The installation of shielding structures is part of an extensive project to protect the 400 hectare archaeological site, sometimes referred to as the “city of the mouthless”, from harsh natural conditions.
Shahr-e Yeri is one of the earliest settlements in the country, located near the Pirazman village of Meshkin Shahr in northwestern Ardebil Province. The archaeological site was added to the list of national cultural heritage in 1931.
“More than a decade has passed since the (latest) archaeological exploration of Shahr-e Yeri, and unfortunately this memory of an 8,000-year-old civilization has been exposed to snow and rain … [installing] Roofing and the related studies were carried out in less than two years, ”CHTN quoted the tourism director of Nader Fallahi province on Saturday.
The site includes an Iron Age fortress, three prehistoric temples, and dozens of stones with bizarre mouthless faces carved on them. During its heyday, the bodies of the dead were buried with special ceremonies and rituals in accordance with religious beliefs. However, most of the graves were found without skeletons due to illegal excavation, according to the Circle of Ancient Iranian Studies.

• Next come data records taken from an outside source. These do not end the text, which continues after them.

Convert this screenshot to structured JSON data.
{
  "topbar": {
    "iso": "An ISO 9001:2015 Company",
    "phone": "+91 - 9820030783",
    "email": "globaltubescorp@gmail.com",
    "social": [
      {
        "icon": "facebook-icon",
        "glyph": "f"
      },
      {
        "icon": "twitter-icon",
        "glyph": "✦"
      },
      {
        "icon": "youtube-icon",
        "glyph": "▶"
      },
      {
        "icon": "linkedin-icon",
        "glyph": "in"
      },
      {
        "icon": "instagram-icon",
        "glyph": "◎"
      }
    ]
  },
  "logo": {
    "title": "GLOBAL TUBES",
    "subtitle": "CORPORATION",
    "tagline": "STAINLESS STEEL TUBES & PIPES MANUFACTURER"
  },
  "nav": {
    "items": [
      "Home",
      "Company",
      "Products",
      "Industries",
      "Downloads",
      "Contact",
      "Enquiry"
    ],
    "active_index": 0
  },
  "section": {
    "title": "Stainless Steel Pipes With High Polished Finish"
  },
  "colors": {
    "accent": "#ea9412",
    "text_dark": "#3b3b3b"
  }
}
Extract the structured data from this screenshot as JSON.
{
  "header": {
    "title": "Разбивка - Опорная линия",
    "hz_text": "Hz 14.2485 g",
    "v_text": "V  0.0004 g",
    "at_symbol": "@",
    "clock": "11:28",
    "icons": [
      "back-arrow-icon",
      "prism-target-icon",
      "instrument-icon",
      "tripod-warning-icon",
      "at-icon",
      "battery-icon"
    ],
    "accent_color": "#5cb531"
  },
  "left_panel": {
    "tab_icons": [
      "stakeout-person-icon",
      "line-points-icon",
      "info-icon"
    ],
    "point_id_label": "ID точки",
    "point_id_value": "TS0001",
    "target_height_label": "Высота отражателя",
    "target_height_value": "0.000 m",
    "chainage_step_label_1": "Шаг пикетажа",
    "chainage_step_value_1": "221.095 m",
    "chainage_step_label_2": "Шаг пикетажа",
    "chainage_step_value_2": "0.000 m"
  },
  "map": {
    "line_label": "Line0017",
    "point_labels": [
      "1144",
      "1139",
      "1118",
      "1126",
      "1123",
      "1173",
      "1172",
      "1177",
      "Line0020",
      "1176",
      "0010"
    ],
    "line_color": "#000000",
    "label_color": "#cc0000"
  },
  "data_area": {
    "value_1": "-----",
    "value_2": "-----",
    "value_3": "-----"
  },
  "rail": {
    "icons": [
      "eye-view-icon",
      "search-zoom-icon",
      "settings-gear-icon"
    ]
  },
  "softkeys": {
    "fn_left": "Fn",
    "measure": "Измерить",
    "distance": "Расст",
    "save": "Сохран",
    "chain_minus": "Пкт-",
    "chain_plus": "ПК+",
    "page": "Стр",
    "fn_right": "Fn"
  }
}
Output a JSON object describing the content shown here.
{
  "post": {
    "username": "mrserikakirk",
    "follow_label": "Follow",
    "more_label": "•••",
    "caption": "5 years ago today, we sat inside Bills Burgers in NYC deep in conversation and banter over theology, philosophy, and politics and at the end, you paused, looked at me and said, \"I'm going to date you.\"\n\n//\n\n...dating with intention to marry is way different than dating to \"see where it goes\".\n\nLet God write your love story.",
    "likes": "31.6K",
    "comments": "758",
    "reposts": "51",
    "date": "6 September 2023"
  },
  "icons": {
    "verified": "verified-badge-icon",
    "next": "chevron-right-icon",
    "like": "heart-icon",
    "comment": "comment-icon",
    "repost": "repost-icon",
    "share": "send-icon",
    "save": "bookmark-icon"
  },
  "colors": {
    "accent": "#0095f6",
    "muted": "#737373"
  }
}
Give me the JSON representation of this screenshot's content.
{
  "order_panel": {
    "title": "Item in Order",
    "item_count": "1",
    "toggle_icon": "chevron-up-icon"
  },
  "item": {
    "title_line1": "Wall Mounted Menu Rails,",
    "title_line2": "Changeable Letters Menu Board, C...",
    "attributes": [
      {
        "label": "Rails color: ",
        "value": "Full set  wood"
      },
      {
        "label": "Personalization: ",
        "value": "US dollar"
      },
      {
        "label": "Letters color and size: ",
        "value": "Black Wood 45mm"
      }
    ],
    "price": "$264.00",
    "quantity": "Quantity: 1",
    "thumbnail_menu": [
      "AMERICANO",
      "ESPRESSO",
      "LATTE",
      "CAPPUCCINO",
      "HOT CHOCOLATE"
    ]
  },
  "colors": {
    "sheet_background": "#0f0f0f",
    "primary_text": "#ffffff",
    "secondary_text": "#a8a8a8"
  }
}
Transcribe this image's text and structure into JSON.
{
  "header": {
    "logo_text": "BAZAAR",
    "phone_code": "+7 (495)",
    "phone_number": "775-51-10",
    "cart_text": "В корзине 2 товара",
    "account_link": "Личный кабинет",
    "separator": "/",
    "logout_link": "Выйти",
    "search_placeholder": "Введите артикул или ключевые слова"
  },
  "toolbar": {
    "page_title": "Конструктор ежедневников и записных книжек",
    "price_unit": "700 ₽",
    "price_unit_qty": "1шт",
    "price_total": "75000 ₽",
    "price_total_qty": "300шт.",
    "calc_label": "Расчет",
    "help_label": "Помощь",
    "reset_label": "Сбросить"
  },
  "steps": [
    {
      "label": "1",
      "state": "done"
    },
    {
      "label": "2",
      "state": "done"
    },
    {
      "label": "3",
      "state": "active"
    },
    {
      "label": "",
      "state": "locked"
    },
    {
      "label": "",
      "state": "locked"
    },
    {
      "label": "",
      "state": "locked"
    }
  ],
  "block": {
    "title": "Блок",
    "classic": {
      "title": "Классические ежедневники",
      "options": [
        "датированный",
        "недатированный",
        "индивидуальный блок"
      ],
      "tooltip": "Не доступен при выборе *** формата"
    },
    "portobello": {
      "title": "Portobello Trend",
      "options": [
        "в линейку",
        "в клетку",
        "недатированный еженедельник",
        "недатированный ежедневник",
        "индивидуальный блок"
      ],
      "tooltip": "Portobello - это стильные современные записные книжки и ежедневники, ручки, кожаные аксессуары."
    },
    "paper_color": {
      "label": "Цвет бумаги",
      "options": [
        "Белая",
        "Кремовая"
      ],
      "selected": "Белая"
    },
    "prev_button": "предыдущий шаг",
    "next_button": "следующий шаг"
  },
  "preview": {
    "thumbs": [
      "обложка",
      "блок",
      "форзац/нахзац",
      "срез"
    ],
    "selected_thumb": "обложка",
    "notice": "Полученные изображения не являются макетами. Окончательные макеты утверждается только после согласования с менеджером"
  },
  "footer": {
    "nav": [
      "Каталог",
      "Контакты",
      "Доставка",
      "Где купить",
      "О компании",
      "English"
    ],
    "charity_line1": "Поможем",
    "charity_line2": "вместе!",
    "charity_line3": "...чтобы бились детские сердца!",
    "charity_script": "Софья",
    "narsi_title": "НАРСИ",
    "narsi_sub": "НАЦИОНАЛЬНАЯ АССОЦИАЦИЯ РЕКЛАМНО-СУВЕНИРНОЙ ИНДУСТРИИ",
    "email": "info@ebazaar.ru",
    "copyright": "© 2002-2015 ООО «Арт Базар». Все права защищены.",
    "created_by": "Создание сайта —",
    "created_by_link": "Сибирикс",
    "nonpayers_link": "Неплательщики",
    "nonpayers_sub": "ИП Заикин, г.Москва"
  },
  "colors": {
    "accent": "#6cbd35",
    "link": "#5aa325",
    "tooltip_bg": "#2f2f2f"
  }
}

More than 10,000 ancient petroglyphs and rock carvings have been discovered in and around Meshkin Shahr in recent years. Some of the objects show representations of people doing archery, cavalry in rhythmic and magical themes. There are also petroglyphs depicting mountain goats, boat anchors, shooting and war scenes, as well as deer hunting scenes in an individual and collective form.